Rochester sits with Antoinette at night, drinking rum and listening to the noise of the insects. She pleads with him to stop ignoring her and asks him why he hates her. He assures her he does not hate her, that only greatly worries about her—but he admits to himself he is lying. They discuss Rochester's Christian God and Antoinette's belief in "two deaths."
When Rochester mentions his conversation with Daniel Cosway, Antoinette calls Daniel a liar and insists there is another side to the Cosway story: the "true story" of her family. Antoinette begins this story by describing her father's death and her family's ensuing poverty and isolation. She speaks of her mother's shame in her, of Christophine's loyalty, and of her own oppressive sadness.
When Antoinette describes the fire and calls Coulibri a place "sacred to the sun," Rochester begins to suspect she is lying. Perhaps sensing his doubt, she changes her subject. She describes her stay in Aunt Cora's house, where she recovered from her fever, but she glosses over Pierre's death and her mother's hatred for Mr. Mason (her mother blamed him for the fire and even tried to kill him, after which Antoinette was placed in the care of a black couple). When Antoinette recounts her harrowing last visit with her mother, at the house of the caretakers, she becomes quiet and starts murmuring, then laughing in a way that troubles Rochester.
Calling Antoinette "Bertha," Rochester questions her about her morning trip to Christophine's. He agrees with Christophine's suggestion that he and Antoinette spend time apart, which prompts Antoinette to become pensive and quiet. As they ready for bed, Rochester again calls Antoinette "Bertha," a name she hates but demurely accepts. She pours out two glasses of wine and hands one to her husband, which we later learn contains the obeah potion.
Night has now fallen at Coulibri Estate. Earlier, when Antoinette and Rochester visit the homes of Christophine and Daniel, respectively, the day's light is dazzling. Symbolic of reason and "enlightenment," the daytime setting mirrors the characters' quest for insight and guidance. The darkening night in this section symbolizes a shift towards the irrational, enigmatic world of passion and violence.

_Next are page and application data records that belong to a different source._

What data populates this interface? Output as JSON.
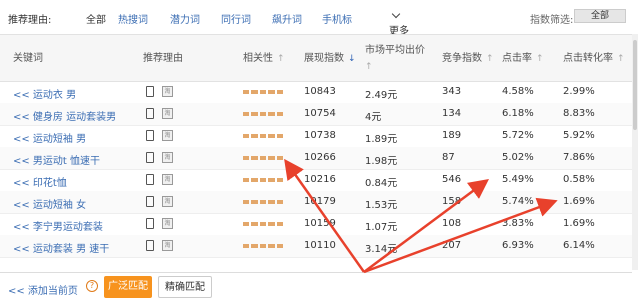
{
  "filters": {
    "label": "推荐理由:",
    "items": [
      "全部",
      "热搜词",
      "潜力词",
      "同行词",
      "飙升词",
      "手机标"
    ],
    "more": "更多",
    "index_filter_label": "指数筛选:",
    "index_filter_value": "全部"
  },
  "table": {
    "headers": [
      "关键词",
      "推荐理由",
      "相关性",
      "展现指数",
      "市场平均出价",
      "竞争指数",
      "点击率",
      "点击转化率"
    ],
    "rows": [
      {
        "keyword": "<< 运动衣 男",
        "relevance": 5,
        "impressions": "10843",
        "avg_bid": "2.49元",
        "competition": "343",
        "ctr": "4.58%",
        "cvr": "2.99%"
      },
      {
        "keyword": "<< 健身房 运动套装男",
        "relevance": 5,
        "impressions": "10754",
        "avg_bid": "4元",
        "competition": "134",
        "ctr": "6.18%",
        "cvr": "8.83%"
      },
      {
        "keyword": "<< 运动短袖 男",
        "relevance": 5,
        "impressions": "10738",
        "avg_bid": "1.89元",
        "competition": "189",
        "ctr": "5.72%",
        "cvr": "5.92%"
      },
      {
        "keyword": "<< 男运动t 恤速干",
        "relevance": 5,
        "impressions": "10266",
        "avg_bid": "1.98元",
        "competition": "87",
        "ctr": "5.02%",
        "cvr": "7.86%"
      },
      {
        "keyword": "<< 印花t恤",
        "relevance": 5,
        "impressions": "10216",
        "avg_bid": "0.84元",
        "competition": "546",
        "ctr": "5.49%",
        "cvr": "0.58%"
      },
      {
        "keyword": "<< 运动短袖 女",
        "relevance": 5,
        "impressions": "10179",
        "avg_bid": "1.53元",
        "competition": "158",
        "ctr": "5.74%",
        "cvr": "1.69%"
      },
      {
        "keyword": "<< 李宁男运动套装",
        "relevance": 5,
        "impressions": "10159",
        "avg_bid": "1.07元",
        "competition": "108",
        "ctr": "3.83%",
        "cvr": "1.69%"
      },
      {
        "keyword": "<< 运动套装 男 速干",
        "relevance": 5,
        "impressions": "10110",
        "avg_bid": "3.14元",
        "competition": "207",
        "ctr": "6.93%",
        "cvr": "6.14%"
      }
    ]
  },
  "footer": {
    "add_label": "<< 添加当前页",
    "help_icon": "?",
    "broad_match": "广泛匹配",
    "exact_match": "精确匹配"
  },
  "colors": {
    "link": "#3b6db3",
    "bar": "#e3a76a",
    "accent": "#f7931e",
    "annotation": "#e8412c"
  }
}
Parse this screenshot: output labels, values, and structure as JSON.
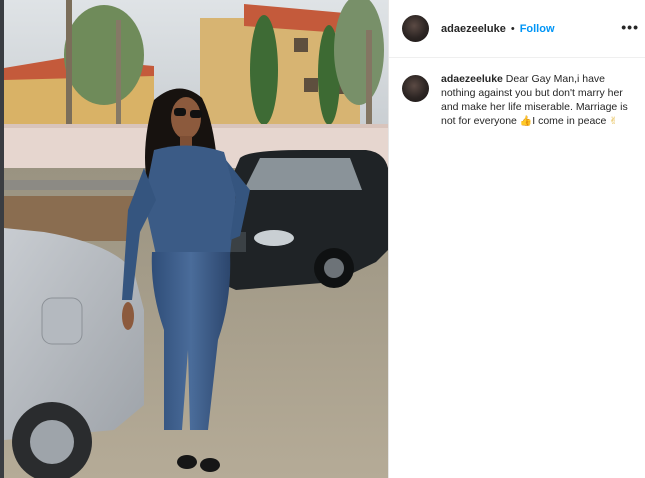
{
  "post": {
    "username": "adaezeeluke",
    "separator": "•",
    "follow_label": "Follow",
    "more_label": "•••"
  },
  "caption": {
    "username": "adaezeeluke",
    "text_part1": "Dear Gay Man,i have nothing against you but don't marry her and make her life miserable. Marriage is not for everyone ",
    "emoji1": "👍",
    "text_part2": "I come in peace ",
    "emoji2": "✌"
  },
  "icons": {
    "avatar": "avatar",
    "more": "more-options-icon",
    "emoji1": "thumbs-up-icon",
    "emoji2": "victory-hand-icon"
  },
  "colors": {
    "follow": "#0095f6",
    "text": "#262626",
    "divider": "#efefef"
  }
}
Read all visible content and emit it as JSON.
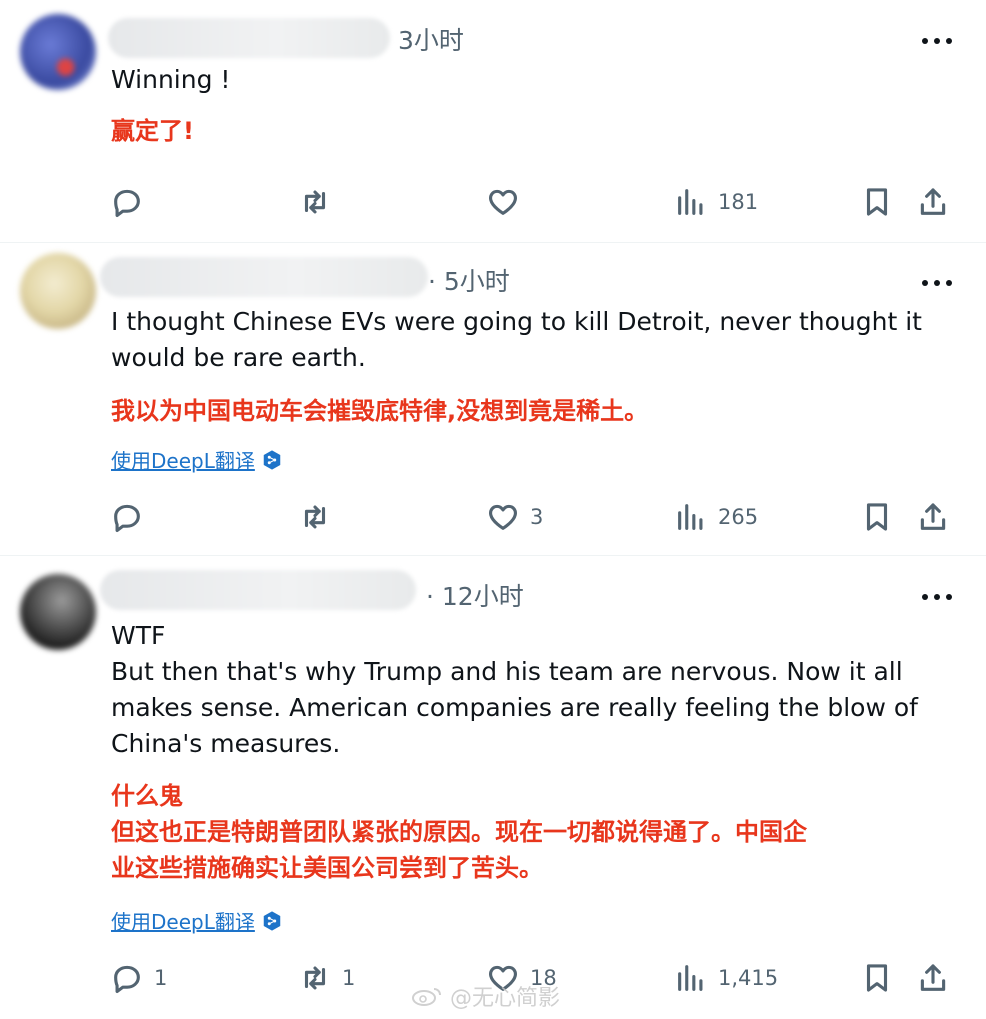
{
  "posts": [
    {
      "time": "3小时",
      "text_en": [
        "Winning !"
      ],
      "text_zh": [
        "赢定了!"
      ],
      "translate_label": "",
      "replies": "",
      "reposts": "",
      "likes": "",
      "views": "181"
    },
    {
      "time": "· 5小时",
      "text_en": [
        "I thought Chinese EVs were going to kill Detroit, never thought it",
        "would be rare earth."
      ],
      "text_zh": [
        "我以为中国电动车会摧毁底特律,没想到竟是稀土。"
      ],
      "translate_label": "使用DeepL翻译",
      "replies": "",
      "reposts": "",
      "likes": "3",
      "views": "265"
    },
    {
      "time": "· 12小时",
      "text_en": [
        "WTF",
        "But then that's why Trump and his team are nervous. Now it all",
        "makes sense. American companies are really feeling the blow of",
        "China's measures."
      ],
      "text_zh": [
        "什么鬼",
        "但这也正是特朗普团队紧张的原因。现在一切都说得通了。中国企",
        "业这些措施确实让美国公司尝到了苦头。"
      ],
      "translate_label": "使用DeepL翻译",
      "replies": "1",
      "reposts": "1",
      "likes": "18",
      "views": "1,415"
    }
  ],
  "watermark": "@无心简影",
  "icons": {
    "reply": "reply-icon",
    "repost": "repost-icon",
    "like": "heart-icon",
    "views": "views-icon",
    "bookmark": "bookmark-icon",
    "share": "share-icon",
    "more": "more-icon"
  },
  "colors": {
    "zh_text": "#e8361c",
    "link": "#1d73c9",
    "muted": "#536471"
  }
}
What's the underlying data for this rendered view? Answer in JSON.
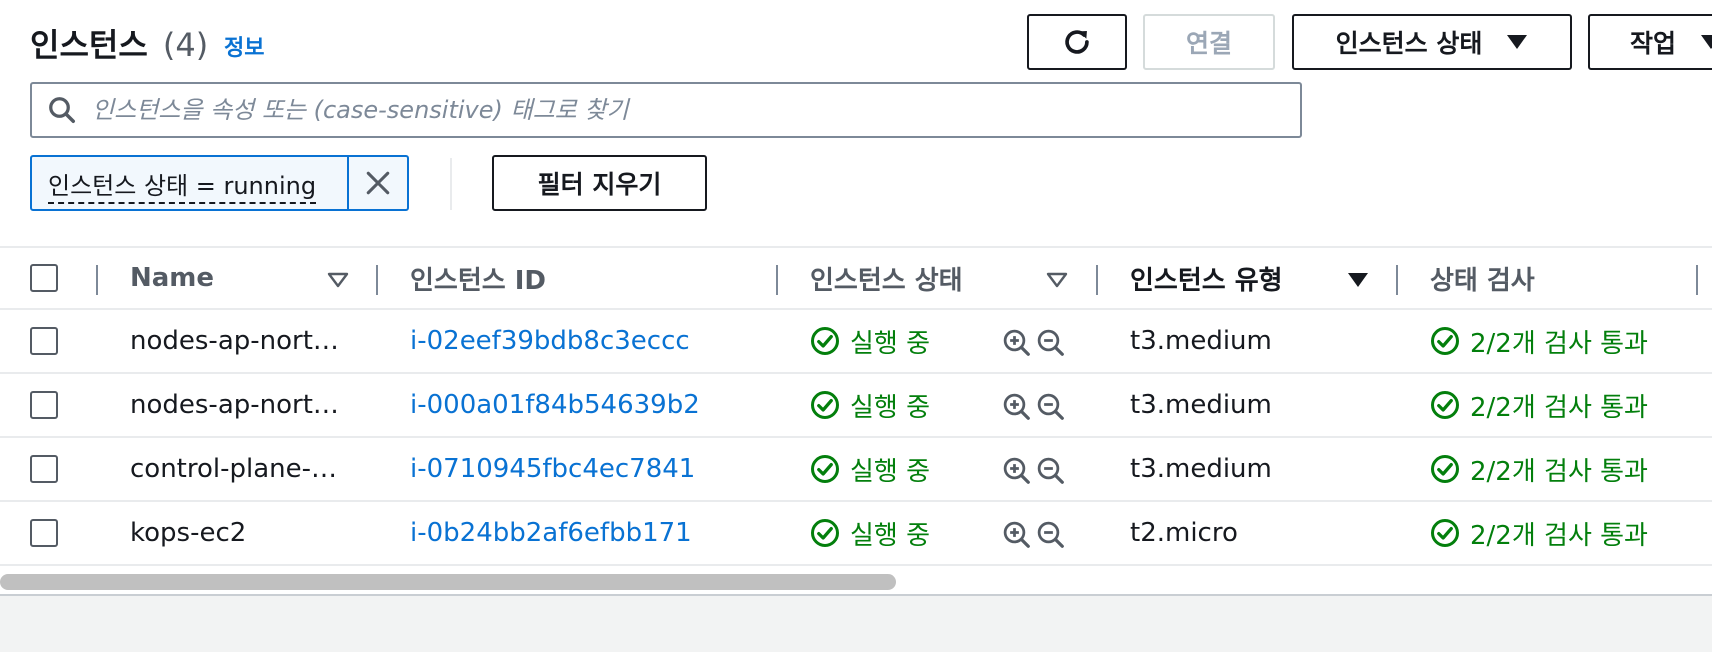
{
  "header": {
    "title": "인스턴스",
    "count": "(4)",
    "info_link": "정보",
    "connect_label": "연결",
    "state_label": "인스턴스 상태",
    "actions_label": "작업"
  },
  "search": {
    "placeholder": "인스턴스을 속성 또는 (case-sensitive) 태그로 찾기"
  },
  "filter": {
    "token_label": "인스턴스 상태 = running",
    "clear_label": "필터 지우기"
  },
  "table": {
    "columns": {
      "name": "Name",
      "instance_id": "인스턴스 ID",
      "instance_state": "인스턴스 상태",
      "instance_type": "인스턴스 유형",
      "status_check": "상태 검사"
    },
    "rows": [
      {
        "name": "nodes-ap-nort…",
        "id": "i-02eef39bdb8c3eccc",
        "state": "실행 중",
        "type": "t3.medium",
        "check": "2/2개 검사 통과"
      },
      {
        "name": "nodes-ap-nort…",
        "id": "i-000a01f84b54639b2",
        "state": "실행 중",
        "type": "t3.medium",
        "check": "2/2개 검사 통과"
      },
      {
        "name": "control-plane-…",
        "id": "i-0710945fbc4ec7841",
        "state": "실행 중",
        "type": "t3.medium",
        "check": "2/2개 검사 통과"
      },
      {
        "name": "kops-ec2",
        "id": "i-0b24bb2af6efbb171",
        "state": "실행 중",
        "type": "t2.micro",
        "check": "2/2개 검사 통과"
      }
    ]
  },
  "icons": {
    "refresh": "refresh-icon",
    "search": "search-icon",
    "close": "close-icon",
    "status_ok": "check-circle-icon",
    "zoom_in": "zoom-in-icon",
    "zoom_out": "zoom-out-icon"
  },
  "colors": {
    "link": "#0972d3",
    "success": "#037f0c",
    "text": "#16191f"
  }
}
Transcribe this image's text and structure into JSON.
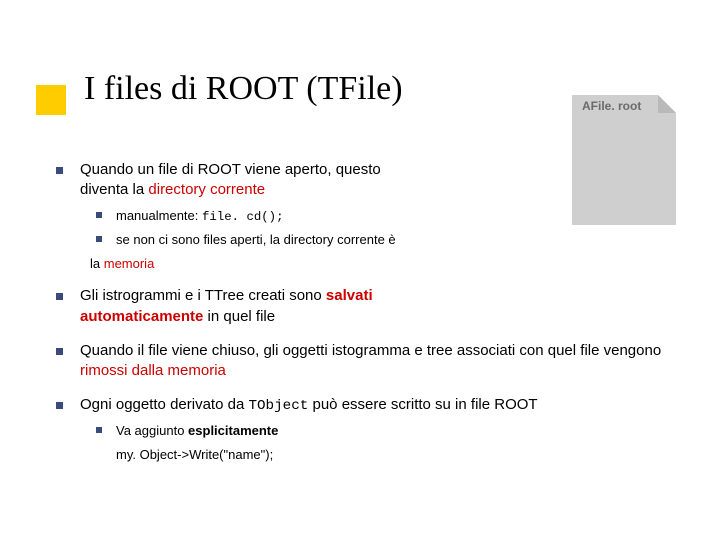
{
  "title": "I files di ROOT (TFile)",
  "fileIcon": {
    "label": "AFile. root"
  },
  "bullets": {
    "b1": {
      "pre": "Quando un file di ROOT viene aperto, questo diventa la ",
      "red": "directory corrente",
      "sub": {
        "s1_pre": "manualmente: ",
        "s1_code": "file. cd();",
        "s2": "se non ci sono files aperti, la directory corrente è",
        "trailing_pre": "la ",
        "trailing_red": "memoria"
      }
    },
    "b2": {
      "pre1": "Gli istrogrammi e i TTree creati sono ",
      "bold_red": "salvati automaticamente",
      "post1": " in quel file"
    },
    "b3": {
      "pre": "Quando il file viene chiuso, gli oggetti istogramma e tree associati con quel file vengono ",
      "red": "rimossi dalla memoria"
    },
    "b4": {
      "pre": "Ogni oggetto derivato da ",
      "code": "TObject",
      "post": " può essere scritto su in file ROOT",
      "sub": {
        "s1_pre": "Va aggiunto ",
        "s1_bold": "esplicitamente",
        "codeline": "my. Object->Write(\"name\");"
      }
    }
  }
}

The scene opens with Rochester pushing a telescope to one end of the table to make room for a decanter of rum. Used to chart the course of the skies during transatlantic voyages, the telescope enabled European explorers to find their way to the West Indies. When Rochester pushes it aside, he symbolically rejects the European means of knowledge and colonial power. In the telescope's place he puts rum, a specifically Caribbean alcohol; he surrenders himself to the intoxications and enchantments of a foreign place. At a few points during his conversation with Antoinette, Rochester asks his wife to postpone their talk until daylight, thinking to himself, "But this is not the place or the time . . . not in this long dark veranda with the candles burning low and the watching, listening night outside." Nonetheless, Rochester continues to listen and pour rum, ceding control to the delirious effects of the night, the alcohol, and eventually, the potion.
Antoinette herself searches for truth, but cannot find it. She asks her husband to explain why he hates and ignores her, but he will not answer. Rochester evades her questions, either responding with a question of his own or answering enigmatically. When asked why he never kisses her, he says, "I have a reason," then whispers, "My God"; but Antoinette cannot understand his God. She wants a concrete answer, not an abstract reference to something she cannot feel or see. When telling Rochester of her childhood in Coulibri, Antoinette describes in detail a wrought-iron handrail, saying, "It was curved like a question mark and when I put my hand on it, the iron was warm and I was comforted." The handrail seems to pose its own question and then provides its own answer, guiding Antoinette up and down the stairs and offering support; she can hold onto its answer. Antoinette cannot, however, hold onto her husband's answers, and she finds no comfort in the floating questions about her marriage.
Antoinette's tale about her mother's demise has an eerie similarity to her own life. When she recalls seeing the black caretaker abuse her mother, she says, "Then she seemed to grow tired and sat down in the rocking-chair. I saw the man lift her up out of the chair and kiss her." Several paragraphs later, when Antoinette grows silent and limp, Rochester reenacts this scene: "I put my arms round her to help her up," he writes, "I kissed her, but she drew away." Antoinette appears to be transforming into her mother, a powerless and manhandled woman.